    Tolmachev, P ; Dhingra, RR ; Manton, JH ; Dutschmann, M ( 2021)
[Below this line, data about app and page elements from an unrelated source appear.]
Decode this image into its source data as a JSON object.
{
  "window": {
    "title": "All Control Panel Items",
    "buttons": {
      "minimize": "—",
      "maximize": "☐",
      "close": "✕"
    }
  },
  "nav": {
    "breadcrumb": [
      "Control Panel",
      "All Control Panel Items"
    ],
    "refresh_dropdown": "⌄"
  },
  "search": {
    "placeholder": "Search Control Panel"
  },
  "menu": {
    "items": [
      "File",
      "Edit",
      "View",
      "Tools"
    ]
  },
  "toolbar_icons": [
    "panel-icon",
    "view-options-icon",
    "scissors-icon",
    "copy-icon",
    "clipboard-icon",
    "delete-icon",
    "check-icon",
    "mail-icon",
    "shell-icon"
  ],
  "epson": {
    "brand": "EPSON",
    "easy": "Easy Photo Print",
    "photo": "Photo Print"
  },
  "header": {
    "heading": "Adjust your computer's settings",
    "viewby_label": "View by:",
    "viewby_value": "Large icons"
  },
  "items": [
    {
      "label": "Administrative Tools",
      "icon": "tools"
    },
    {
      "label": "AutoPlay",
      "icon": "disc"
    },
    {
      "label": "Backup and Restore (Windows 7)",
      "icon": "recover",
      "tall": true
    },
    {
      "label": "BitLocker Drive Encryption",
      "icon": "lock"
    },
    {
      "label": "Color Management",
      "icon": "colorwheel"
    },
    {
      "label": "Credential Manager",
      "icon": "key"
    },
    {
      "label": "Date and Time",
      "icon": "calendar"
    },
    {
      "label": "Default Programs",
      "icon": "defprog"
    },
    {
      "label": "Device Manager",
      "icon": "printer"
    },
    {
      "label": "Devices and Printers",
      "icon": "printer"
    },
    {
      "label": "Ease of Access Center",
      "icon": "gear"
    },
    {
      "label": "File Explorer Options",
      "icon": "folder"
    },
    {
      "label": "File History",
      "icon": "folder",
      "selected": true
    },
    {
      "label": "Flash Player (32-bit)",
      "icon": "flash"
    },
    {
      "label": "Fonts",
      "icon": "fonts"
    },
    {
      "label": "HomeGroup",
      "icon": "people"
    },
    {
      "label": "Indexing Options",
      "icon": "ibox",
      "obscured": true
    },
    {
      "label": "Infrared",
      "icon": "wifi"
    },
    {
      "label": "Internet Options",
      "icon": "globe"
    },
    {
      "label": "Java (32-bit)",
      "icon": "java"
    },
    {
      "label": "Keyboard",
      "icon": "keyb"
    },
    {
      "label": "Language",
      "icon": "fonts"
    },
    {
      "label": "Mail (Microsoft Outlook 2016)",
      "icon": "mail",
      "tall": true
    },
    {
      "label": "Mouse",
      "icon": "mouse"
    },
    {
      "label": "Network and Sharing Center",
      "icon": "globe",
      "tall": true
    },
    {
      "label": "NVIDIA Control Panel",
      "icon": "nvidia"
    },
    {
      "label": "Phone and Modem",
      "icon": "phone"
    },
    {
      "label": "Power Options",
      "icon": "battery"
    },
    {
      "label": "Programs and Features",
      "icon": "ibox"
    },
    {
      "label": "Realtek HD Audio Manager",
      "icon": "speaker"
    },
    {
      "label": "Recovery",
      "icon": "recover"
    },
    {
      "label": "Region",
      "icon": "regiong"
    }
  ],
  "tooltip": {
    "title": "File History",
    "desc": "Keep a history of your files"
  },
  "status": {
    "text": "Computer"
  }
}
    Abstract Respiration and swallowing are vital orofacial motor behaviours that require the coordination of the activity of two brainstem central pattern generators (r-CPG, sw-CPG). Here, we use computational modelling to further elucidate the neural substrate for breathing-swallowing coordination. We progressively construct several computational models of the breathing-swallowing circuit, starting from two interacting half-centre oscillators for each CPG. The models are based exclusively on neuronal nodes with spike-frequency adaptation, having a parsimonious description of intrinsic properties. These basic models undergo a stepwise integration of synaptic connectivity between central sensory relay, sw- and r-CPG neuron populations to match experimental data obtained in a perfused brainstem preparation. In the model, stimulation of the superior laryngeal nerve (SLN, 10s) reliably triggers sequential swallowing with concomitant glottal closure and suppression of inspiratory activity, consistent with the motor pattern in experimental data. Short SLN stimulation (100ms) evokes single swallows and respiratory phase resetting yielding similar experimental and computational phase response curves. Subsequent phase space analysis of model dynamics provides further understanding of SLN-mediated respiratory phase resetting. Consistent with experiments, numerical circuit-busting simulations show that deletion of ponto-medullary synaptic interactions triggers apneusis and eliminates glottal closure during sequential swallowing. Additionally, systematic variations of the synaptic strengths of distinct network connections predict vulnerable network connections that can mediate clinically relevant breathing-swallowing disorders observed in the elderly and patients with neurodegenerative disease. Thus, the present model provides novel insights that can guide future experiments and the development of efficient treatments for prevalent breathing-swallowing disorders. Key points The coordination of breathing and swallowing depends on synaptic interactions between two functionally distinct central pattern generators (CPGs) in the dorsal and ventral brainstem. We model both CPGs as half-centre oscillators with spike-frequency adaptation to identify the minimal connectivity sufficient to mediate physiologic breathing-swallowing interactions. The resultant computational model(s) can generate sequential swallowing patterns including concomitant glottal closure during simulated 10s stimulation of the superior laryngeal nerve (SLN) consistent with experimental data. In silico, short (100 ms) SLN stimulation triggers a single swallow which modulates the respiratory cycle duration consistent with experimental recordings. By varying the synaptic connectivity strengths between the two CPGs and the sensory relay neurons, and by inhibiting specific nodes of the network, the model predicts vulnerable network connections that may mediate clinically relevant breathing-swallowing disorders.